Instructions for the task:
Retrieve all lines below that have the string "author".

Component data from apps and pages
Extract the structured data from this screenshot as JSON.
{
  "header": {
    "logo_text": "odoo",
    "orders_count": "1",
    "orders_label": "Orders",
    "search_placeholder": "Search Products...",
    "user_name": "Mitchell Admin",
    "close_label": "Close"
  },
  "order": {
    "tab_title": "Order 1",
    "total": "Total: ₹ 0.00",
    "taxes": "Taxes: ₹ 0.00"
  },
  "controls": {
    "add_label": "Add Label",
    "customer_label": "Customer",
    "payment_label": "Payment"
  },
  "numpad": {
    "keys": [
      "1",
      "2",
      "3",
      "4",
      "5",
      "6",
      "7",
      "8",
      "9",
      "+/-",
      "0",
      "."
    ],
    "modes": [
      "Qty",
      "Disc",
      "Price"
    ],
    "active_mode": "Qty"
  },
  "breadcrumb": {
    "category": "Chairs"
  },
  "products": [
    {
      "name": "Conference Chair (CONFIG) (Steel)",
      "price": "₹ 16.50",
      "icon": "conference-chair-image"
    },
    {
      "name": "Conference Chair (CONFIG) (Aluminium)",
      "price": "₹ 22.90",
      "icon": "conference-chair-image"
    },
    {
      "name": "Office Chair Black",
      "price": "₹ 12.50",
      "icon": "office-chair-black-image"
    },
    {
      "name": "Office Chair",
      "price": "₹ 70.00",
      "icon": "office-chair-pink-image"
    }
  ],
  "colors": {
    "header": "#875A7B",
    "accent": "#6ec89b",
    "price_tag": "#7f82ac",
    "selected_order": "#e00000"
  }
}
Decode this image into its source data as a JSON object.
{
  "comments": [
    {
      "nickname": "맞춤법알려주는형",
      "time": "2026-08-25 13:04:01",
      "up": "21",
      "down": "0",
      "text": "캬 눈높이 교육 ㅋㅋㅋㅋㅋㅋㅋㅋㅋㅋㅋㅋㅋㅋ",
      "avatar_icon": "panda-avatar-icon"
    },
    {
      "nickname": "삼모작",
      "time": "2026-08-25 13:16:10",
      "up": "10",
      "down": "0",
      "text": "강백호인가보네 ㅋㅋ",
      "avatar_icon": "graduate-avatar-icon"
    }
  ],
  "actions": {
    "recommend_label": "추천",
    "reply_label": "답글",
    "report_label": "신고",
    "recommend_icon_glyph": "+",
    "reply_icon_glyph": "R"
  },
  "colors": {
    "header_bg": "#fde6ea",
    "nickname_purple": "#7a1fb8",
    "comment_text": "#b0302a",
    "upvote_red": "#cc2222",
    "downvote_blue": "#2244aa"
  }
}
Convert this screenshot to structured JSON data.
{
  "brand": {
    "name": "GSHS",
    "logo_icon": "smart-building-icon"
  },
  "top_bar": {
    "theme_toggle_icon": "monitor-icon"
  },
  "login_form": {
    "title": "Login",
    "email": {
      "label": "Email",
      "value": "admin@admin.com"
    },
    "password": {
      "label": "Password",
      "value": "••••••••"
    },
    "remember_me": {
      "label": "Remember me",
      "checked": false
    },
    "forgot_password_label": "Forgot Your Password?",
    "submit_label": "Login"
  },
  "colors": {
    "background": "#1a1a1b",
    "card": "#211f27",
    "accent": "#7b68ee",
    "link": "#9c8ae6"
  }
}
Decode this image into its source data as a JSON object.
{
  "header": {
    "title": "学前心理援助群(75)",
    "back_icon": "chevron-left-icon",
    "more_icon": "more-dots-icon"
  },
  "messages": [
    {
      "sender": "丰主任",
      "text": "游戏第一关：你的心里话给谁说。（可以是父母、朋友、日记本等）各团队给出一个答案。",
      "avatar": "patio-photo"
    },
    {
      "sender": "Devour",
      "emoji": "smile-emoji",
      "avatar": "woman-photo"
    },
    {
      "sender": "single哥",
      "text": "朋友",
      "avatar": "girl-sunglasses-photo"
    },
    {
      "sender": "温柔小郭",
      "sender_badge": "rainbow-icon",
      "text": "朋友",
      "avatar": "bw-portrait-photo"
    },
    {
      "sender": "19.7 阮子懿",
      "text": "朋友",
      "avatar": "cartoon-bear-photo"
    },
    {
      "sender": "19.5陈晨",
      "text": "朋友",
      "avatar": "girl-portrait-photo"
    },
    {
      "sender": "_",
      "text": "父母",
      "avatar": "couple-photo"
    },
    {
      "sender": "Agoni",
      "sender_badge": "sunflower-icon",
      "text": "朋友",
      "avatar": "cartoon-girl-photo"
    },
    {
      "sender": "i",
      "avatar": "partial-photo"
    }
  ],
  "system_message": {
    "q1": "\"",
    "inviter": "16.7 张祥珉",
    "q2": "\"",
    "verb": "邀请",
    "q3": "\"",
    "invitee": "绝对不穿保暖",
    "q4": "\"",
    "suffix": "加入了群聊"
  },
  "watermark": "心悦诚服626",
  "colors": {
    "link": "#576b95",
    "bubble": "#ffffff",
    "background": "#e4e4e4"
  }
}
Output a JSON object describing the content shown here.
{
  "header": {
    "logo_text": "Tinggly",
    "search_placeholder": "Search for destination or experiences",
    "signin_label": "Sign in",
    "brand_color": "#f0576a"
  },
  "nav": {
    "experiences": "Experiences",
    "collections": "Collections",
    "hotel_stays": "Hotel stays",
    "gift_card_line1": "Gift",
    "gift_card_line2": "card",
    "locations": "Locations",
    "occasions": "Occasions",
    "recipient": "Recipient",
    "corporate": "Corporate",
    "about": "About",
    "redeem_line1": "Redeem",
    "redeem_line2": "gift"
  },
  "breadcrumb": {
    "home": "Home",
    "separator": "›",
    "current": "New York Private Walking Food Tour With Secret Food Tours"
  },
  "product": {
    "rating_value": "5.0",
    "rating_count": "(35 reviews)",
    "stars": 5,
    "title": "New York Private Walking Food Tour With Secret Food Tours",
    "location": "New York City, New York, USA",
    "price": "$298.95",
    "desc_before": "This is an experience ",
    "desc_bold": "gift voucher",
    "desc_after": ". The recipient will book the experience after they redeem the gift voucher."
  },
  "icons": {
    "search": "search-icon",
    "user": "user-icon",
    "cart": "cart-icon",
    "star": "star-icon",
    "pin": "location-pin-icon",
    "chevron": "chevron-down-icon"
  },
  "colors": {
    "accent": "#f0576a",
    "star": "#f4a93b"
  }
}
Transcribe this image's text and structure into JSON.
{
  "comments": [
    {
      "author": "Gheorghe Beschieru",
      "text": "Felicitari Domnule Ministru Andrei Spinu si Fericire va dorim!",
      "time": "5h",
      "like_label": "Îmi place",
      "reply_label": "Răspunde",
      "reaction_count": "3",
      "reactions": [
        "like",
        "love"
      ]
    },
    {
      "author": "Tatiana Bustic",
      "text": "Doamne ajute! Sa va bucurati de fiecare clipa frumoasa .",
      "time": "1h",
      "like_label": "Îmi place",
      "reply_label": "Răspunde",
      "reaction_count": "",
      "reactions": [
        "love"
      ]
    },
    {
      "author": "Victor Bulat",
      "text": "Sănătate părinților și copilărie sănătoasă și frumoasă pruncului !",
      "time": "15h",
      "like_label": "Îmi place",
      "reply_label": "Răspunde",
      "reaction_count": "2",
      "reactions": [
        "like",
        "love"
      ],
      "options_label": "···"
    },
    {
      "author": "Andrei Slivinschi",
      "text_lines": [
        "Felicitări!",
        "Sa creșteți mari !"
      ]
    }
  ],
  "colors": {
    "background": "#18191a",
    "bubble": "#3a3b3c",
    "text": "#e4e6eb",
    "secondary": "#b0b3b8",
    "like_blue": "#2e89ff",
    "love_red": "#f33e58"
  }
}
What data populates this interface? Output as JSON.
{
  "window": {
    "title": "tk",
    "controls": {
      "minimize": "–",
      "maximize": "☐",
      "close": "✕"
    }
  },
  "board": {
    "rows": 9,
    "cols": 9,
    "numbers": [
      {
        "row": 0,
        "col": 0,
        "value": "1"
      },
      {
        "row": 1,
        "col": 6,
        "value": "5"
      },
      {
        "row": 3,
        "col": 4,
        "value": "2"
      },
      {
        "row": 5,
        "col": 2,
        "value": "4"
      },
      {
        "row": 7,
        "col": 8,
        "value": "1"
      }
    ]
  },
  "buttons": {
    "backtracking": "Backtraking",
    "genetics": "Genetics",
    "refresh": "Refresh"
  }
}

Answer box:
      "author": "Gheorghe Beschieru",
      "author": "Tatiana Bustic",
      "author": "Victor Bulat",
      "author": "Andrei Slivinschi",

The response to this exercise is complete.